Assigned task: Exact repetition of every entry is required.

Collected data entries:

____________________

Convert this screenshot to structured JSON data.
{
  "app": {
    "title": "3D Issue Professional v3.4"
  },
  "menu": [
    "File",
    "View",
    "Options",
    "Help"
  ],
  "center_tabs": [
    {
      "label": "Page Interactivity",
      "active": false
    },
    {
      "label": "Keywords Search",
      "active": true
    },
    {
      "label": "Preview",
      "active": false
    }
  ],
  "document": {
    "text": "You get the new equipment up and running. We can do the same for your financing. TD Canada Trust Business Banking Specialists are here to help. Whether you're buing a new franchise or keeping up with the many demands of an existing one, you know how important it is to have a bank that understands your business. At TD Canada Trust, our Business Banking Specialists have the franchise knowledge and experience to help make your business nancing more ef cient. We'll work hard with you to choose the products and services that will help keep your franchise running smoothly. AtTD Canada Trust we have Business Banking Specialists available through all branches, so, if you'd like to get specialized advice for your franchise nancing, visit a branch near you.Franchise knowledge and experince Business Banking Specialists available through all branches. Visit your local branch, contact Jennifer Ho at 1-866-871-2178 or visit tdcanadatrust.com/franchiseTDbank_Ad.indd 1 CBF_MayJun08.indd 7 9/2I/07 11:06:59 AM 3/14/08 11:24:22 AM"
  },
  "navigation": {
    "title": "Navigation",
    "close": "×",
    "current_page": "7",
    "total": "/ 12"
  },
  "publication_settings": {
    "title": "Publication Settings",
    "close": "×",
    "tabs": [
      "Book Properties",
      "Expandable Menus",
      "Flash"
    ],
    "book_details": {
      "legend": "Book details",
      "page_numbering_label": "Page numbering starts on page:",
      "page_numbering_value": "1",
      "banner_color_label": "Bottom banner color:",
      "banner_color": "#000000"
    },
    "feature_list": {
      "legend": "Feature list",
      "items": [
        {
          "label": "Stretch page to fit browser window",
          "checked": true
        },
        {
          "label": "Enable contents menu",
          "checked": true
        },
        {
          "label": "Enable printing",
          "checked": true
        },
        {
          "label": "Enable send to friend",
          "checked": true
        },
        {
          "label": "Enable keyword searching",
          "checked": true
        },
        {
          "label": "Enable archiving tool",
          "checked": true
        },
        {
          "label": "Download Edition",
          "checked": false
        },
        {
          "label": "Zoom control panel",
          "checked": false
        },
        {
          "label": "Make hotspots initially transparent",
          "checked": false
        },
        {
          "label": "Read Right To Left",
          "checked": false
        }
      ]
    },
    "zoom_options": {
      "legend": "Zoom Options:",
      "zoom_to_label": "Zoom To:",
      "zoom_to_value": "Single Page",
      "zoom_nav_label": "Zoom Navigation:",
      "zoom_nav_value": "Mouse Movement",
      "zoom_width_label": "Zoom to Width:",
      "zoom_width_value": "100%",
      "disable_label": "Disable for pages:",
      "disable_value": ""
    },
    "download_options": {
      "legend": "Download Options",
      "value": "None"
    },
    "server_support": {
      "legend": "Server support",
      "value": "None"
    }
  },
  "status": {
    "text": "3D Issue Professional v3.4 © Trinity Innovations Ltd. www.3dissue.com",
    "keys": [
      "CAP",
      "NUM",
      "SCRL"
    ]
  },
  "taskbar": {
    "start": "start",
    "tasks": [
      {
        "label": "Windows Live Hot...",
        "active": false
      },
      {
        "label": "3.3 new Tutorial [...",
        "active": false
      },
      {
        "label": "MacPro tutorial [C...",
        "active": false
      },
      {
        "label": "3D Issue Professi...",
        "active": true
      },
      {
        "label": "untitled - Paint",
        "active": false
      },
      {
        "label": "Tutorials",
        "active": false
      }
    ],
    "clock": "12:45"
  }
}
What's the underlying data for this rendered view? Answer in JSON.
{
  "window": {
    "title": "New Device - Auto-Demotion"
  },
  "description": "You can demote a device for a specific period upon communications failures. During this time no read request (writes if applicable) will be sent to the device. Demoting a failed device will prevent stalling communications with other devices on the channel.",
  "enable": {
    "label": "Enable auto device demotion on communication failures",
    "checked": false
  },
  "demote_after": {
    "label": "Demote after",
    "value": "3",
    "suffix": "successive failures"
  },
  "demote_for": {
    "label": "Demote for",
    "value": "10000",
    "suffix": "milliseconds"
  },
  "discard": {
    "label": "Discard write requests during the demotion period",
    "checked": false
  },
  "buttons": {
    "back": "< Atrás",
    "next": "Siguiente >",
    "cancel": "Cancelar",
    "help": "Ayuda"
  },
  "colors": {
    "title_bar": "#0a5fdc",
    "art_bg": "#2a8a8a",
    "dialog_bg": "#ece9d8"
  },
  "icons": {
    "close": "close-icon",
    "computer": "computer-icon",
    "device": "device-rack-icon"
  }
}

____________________

Output of the exercise:
Convert this screenshot to structured JSON data.
{
  "app": {
    "title": "3D Issue Professional v3.4"
  },
  "menu": [
    "File",
    "View",
    "Options",
    "Help"
  ],
  "center_tabs": [
    {
      "label": "Page Interactivity",
      "active": false
    },
    {
      "label": "Keywords Search",
      "active": true
    },
    {
      "label": "Preview",
      "active": false
    }
  ],
  "document": {
    "text": "You get the new equipment up and running. We can do the same for your financing. TD Canada Trust Business Banking Specialists are here to help. Whether you're buing a new franchise or keeping up with the many demands of an existing one, you know how important it is to have a bank that understands your business. At TD Canada Trust, our Business Banking Specialists have the franchise knowledge and experience to help make your business nancing more ef cient. We'll work hard with you to choose the products and services that will help keep your franchise running smoothly. AtTD Canada Trust we have Business Banking Specialists available through all branches, so, if you'd like to get specialized advice for your franchise nancing, visit a branch near you.Franchise knowledge and experince Business Banking Specialists available through all branches. Visit your local branch, contact Jennifer Ho at 1-866-871-2178 or visit tdcanadatrust.com/franchiseTDbank_Ad.indd 1 CBF_MayJun08.indd 7 9/2I/07 11:06:59 AM 3/14/08 11:24:22 AM"
  },
  "navigation": {
    "title": "Navigation",
    "close": "×",
    "current_page": "7",
    "total": "/ 12"
  },
  "publication_settings": {
    "title": "Publication Settings",
    "close": "×",
    "tabs": [
      "Book Properties",
      "Expandable Menus",
      "Flash"
    ],
    "book_details": {
      "legend": "Book details",
      "page_numbering_label": "Page numbering starts on page:",
      "page_numbering_value": "1",
      "banner_color_label": "Bottom banner color:",
      "banner_color": "#000000"
    },
    "feature_list": {
      "legend": "Feature list",
      "items": [
        {
          "label": "Stretch page to fit browser window",
          "checked": true
        },
        {
          "label": "Enable contents menu",
          "checked": true
        },
        {
          "label": "Enable printing",
          "checked": true
        },
        {
          "label": "Enable send to friend",
          "checked": true
        },
        {
          "label": "Enable keyword searching",
          "checked": true
        },
        {
          "label": "Enable archiving tool",
          "checked": true
        },
        {
          "label": "Download Edition",
          "checked": false
        },
        {
          "label": "Zoom control panel",
          "checked": false
        },
        {
          "label": "Make hotspots initially transparent",
          "checked": false
        },
        {
          "label": "Read Right To Left",
          "checked": false
        }
      ]
    },
    "zoom_options": {
      "legend": "Zoom Options:",
      "zoom_to_label": "Zoom To:",
      "zoom_to_value": "Single Page",
      "zoom_nav_label": "Zoom Navigation:",
      "zoom_nav_value": "Mouse Movement",
      "zoom_width_label": "Zoom to Width:",
      "zoom_width_value": "100%",
      "disable_label": "Disable for pages:",
      "disable_value": ""
    },
    "download_options": {
      "legend": "Download Options",
      "value": "None"
    },
    "server_support": {
      "legend": "Server support",
      "value": "None"
    }
  },
  "status": {
    "text": "3D Issue Professional v3.4 © Trinity Innovations Ltd. www.3dissue.com",
    "keys": [
      "CAP",
      "NUM",
      "SCRL"
    ]
  },
  "taskbar": {
    "start": "start",
    "tasks": [
      {
        "label": "Windows Live Hot...",
        "active": false
      },
      {
        "label": "3.3 new Tutorial [...",
        "active": false
      },
      {
        "label": "MacPro tutorial [C...",
        "active": false
      },
      {
        "label": "3D Issue Professi...",
        "active": true
      },
      {
        "label": "untitled - Paint",
        "active": false
      },
      {
        "label": "Tutorials",
        "active": false
      }
    ],
    "clock": "12:45"
  }
}
What's the underlying data for this rendered view? Answer in JSON.
{
  "window": {
    "title": "New Device - Auto-Demotion"
  },
  "description": "You can demote a device for a specific period upon communications failures. During this time no read request (writes if applicable) will be sent to the device. Demoting a failed device will prevent stalling communications with other devices on the channel.",
  "enable": {
    "label": "Enable auto device demotion on communication failures",
    "checked": false
  },
  "demote_after": {
    "label": "Demote after",
    "value": "3",
    "suffix": "successive failures"
  },
  "demote_for": {
    "label": "Demote for",
    "value": "10000",
    "suffix": "milliseconds"
  },
  "discard": {
    "label": "Discard write requests during the demotion period",
    "checked": false
  },
  "buttons": {
    "back": "< Atrás",
    "next": "Siguiente >",
    "cancel": "Cancelar",
    "help": "Ayuda"
  },
  "colors": {
    "title_bar": "#0a5fdc",
    "art_bg": "#2a8a8a",
    "dialog_bg": "#ece9d8"
  },
  "icons": {
    "close": "close-icon",
    "computer": "computer-icon",
    "device": "device-rack-icon"
  }
}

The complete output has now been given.